Child Protective Services (CPS) is a federal agency responsible for investigating claims of child abuse, neglect, or endangerment. When CPS is called or receives a tipoff, they’ll decide whether or not to launch an investigation. An encounter with CPS can be extremely stressful and even terrifying to innocent parents. When CPS shows up at your door, it’s imperative that you cooperate and work with the investigators to prove your innocence.
THE REPORT AND INVESTIGATION PROCESS
After CPS receives a report, they must determine whether they can or need to launch an investigation. The following factors are taken into account:
- CPS must be able to locate the child and family indicated in the report.
- CPS must be able to identify the child and reported abuser in question.
- California CPS has jurisdiction over abuse that took place in the state of California and over abuse cases for children who were abused elsewhere but now reside in California.
- Person in question. CPS can only investigate if the reported abuser is a parent, legal guardian, caregiver, foster parent, or any other adult responsible for the care of the child.
- Reported type of abuse. CPS will determine if the reported acts constitute child abuse. If the reporting person doesn’t describe actual child abuse, CPS won’t investigate.
If the report meets the necessary criteria, CPS will start an investigation to determine the truth of the claims. The investigation typically starts within 24 hours of the initial report. There are three main parts of a CPS investigation:
- The CPS agent in charge of the investigation will conduct interviews with the alleged abuser, the alleged victim, and any other relevant witnesses. The CPS agent will often interview the alleged victim alone and record the conversation.
- Medical and psychological examinations of the alleged victim may be necessary in order to determine the truth of a report.
- Once CPS has finished gathering evidence and conducting interviews, they’ll explain the allegations to the alleged abuser and allow him or her to provide his or her side of the story.
WHAT HAPPENS NEXT?

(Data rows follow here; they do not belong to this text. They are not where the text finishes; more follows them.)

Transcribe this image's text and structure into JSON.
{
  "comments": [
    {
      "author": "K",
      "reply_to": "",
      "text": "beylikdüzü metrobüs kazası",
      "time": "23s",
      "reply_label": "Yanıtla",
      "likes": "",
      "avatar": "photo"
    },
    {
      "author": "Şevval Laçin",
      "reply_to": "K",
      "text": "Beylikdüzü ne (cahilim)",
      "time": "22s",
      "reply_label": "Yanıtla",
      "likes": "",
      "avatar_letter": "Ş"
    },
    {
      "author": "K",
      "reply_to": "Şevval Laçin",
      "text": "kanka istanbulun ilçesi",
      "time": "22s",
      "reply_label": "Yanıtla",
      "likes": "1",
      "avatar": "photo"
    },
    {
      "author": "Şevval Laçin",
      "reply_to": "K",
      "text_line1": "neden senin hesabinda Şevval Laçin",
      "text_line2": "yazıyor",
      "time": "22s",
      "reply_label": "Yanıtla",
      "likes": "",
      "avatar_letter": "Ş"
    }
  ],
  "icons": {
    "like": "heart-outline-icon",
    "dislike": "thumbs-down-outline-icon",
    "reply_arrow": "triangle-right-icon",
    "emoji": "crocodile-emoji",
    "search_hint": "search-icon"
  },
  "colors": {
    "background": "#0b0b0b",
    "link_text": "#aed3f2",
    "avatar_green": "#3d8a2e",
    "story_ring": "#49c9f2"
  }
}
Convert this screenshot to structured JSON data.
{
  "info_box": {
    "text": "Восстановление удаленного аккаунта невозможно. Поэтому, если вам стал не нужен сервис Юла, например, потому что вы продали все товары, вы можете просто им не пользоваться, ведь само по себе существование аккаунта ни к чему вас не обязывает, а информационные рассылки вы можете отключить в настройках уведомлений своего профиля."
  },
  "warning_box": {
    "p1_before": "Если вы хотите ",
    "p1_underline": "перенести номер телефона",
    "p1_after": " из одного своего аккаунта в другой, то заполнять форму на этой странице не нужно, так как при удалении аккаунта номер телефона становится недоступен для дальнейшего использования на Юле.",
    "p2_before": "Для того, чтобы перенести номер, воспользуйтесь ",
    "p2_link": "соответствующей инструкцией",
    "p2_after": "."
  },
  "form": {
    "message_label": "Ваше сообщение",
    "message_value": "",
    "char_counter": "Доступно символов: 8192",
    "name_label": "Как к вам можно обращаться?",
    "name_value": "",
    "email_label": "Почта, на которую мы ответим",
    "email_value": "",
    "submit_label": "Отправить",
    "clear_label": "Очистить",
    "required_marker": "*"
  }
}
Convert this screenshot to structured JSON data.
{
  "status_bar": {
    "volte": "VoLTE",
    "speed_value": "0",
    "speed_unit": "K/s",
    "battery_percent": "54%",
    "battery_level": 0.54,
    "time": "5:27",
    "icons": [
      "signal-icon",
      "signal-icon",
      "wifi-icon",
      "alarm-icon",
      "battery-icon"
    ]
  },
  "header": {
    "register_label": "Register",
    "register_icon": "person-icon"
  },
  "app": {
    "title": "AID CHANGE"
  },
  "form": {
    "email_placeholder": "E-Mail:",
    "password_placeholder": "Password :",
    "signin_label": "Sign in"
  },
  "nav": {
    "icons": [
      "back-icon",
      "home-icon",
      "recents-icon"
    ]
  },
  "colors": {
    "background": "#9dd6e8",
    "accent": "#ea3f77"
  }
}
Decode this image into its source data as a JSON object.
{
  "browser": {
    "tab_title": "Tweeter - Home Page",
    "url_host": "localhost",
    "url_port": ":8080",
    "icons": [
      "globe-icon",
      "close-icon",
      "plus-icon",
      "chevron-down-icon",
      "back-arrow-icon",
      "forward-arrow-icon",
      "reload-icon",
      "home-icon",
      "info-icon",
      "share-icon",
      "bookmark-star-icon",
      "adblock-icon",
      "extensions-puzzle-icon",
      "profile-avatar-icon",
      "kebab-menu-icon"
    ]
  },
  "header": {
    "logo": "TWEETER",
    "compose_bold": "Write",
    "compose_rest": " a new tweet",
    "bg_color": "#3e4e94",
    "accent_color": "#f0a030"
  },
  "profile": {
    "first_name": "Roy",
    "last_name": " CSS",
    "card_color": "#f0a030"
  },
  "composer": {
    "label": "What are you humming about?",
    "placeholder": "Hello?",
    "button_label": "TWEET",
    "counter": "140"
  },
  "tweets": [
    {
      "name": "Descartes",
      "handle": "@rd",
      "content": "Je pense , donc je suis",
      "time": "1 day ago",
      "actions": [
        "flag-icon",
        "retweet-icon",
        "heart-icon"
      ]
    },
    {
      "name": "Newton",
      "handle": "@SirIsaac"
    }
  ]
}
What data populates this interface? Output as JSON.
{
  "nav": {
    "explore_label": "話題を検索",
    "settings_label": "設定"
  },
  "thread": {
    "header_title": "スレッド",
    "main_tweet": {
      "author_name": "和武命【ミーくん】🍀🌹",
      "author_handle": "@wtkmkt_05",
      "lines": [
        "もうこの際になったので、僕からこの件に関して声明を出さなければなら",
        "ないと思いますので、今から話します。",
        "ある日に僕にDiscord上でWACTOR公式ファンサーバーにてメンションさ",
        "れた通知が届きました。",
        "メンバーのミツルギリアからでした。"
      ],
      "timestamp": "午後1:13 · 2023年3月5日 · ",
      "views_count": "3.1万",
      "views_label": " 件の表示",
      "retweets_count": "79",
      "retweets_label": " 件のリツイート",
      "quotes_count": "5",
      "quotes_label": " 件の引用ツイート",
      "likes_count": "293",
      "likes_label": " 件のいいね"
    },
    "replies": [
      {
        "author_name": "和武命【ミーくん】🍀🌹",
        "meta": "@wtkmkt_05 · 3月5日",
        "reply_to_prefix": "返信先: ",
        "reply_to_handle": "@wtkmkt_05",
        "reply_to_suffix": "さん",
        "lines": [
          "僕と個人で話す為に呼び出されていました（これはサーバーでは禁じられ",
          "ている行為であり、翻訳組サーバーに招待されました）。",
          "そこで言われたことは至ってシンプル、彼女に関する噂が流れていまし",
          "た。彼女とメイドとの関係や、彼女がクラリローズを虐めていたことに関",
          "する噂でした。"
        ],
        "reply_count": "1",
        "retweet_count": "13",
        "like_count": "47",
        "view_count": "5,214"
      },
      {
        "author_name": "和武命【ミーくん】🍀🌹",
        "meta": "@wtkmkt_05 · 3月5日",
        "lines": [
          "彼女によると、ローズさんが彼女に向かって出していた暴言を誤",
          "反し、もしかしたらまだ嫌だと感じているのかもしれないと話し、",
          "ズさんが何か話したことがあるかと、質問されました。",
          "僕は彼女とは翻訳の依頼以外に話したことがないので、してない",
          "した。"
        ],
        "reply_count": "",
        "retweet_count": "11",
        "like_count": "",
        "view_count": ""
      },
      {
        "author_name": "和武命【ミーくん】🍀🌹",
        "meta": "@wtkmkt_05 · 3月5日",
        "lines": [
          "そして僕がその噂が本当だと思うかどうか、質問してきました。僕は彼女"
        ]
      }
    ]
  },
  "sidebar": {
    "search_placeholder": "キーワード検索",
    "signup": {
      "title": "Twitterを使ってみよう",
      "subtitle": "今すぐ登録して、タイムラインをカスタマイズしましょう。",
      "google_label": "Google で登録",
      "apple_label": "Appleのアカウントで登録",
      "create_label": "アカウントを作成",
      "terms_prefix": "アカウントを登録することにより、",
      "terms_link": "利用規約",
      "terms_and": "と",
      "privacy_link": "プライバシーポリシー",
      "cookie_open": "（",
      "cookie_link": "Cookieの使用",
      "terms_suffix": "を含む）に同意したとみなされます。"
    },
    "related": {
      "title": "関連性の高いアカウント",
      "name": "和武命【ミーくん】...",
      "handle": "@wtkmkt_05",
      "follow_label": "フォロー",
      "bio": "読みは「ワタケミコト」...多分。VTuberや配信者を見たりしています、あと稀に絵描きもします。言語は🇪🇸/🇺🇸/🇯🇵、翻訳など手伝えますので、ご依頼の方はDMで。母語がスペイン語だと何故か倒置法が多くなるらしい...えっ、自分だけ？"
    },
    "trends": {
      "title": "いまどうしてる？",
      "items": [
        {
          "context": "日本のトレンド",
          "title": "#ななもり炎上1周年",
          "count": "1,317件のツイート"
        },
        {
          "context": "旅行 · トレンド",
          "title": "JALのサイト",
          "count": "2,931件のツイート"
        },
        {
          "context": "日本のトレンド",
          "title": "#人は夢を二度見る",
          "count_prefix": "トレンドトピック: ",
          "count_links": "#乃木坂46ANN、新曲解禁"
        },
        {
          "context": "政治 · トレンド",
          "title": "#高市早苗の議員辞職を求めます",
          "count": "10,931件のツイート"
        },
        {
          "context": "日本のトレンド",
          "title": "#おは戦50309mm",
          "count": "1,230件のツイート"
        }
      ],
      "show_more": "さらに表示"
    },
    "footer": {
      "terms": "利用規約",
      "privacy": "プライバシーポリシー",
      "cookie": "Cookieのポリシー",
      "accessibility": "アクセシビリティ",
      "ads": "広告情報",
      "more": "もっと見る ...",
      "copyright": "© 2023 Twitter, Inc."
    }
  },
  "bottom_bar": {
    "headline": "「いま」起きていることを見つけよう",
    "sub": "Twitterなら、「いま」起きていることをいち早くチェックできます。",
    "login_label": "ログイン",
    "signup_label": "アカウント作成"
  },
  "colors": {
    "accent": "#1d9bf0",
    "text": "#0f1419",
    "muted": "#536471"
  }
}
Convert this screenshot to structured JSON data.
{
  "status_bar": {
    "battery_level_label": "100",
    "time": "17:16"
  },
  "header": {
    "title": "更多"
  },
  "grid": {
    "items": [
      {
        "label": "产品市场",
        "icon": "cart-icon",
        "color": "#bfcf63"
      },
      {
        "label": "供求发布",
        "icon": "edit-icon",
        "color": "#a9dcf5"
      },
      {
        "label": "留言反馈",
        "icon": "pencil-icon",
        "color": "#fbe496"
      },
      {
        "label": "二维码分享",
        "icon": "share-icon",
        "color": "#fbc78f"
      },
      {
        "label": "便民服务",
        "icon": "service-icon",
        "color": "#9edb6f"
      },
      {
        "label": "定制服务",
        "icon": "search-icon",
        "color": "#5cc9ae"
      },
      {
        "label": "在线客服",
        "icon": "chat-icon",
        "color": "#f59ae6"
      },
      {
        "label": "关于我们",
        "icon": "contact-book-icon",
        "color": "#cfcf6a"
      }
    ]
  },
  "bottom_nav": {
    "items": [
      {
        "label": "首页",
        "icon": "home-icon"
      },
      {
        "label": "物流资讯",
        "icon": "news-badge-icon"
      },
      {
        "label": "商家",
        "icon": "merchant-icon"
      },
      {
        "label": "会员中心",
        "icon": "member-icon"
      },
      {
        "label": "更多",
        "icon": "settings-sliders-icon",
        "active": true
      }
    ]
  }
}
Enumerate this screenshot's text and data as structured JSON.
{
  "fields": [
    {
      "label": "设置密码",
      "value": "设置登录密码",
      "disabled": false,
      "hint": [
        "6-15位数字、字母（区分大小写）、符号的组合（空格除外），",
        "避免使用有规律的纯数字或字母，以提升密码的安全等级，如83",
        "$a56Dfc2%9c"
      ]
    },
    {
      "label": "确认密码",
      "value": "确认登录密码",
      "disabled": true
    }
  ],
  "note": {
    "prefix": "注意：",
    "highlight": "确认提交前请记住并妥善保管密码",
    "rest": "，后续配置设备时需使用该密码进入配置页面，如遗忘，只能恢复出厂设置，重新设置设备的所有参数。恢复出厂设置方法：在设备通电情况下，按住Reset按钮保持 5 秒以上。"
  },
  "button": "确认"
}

If you’re investigated by CPS, remember that you have the right to seek legal counsel at any time. If you have been falsely accused, retain a lawyer as soon as possible to start building your defense. Once CPS has concluded an investigation, the next steps depend on whether the agents assigned to the case determine if any abuse took place – or if there’s a risk of future abuse. If the investigation reveals that no abuse, neglect, or endangerment took place or that the claim was false, the case will be closed and the record sealed.
However, if the caseworker’s investigation determines that abuse did take place (or that the child in question is at risk of future abuse), he or she will either remove the child or create a Service Plan to work with the family. This decision hinges on whether CPS believes that reasonable steps can be taken to protect the child’s best interests. If CPS deems that removal necessary, it will file for a court order to take custody of the child. If CPS believes the child is in immediate danger, caseworkers may remove the child from the reach of the abuser without a court order.
False reports are taken seriously. If you’re tempted to call CPS and file a false claim simply to make someone else’s life miserable – even if you believe that they deserve it – don’t do it. Not only does it impede CPS from helping children in real danger, but it also causes your children untold amounts of serious stress. False allegations are serious crimes in most states as well.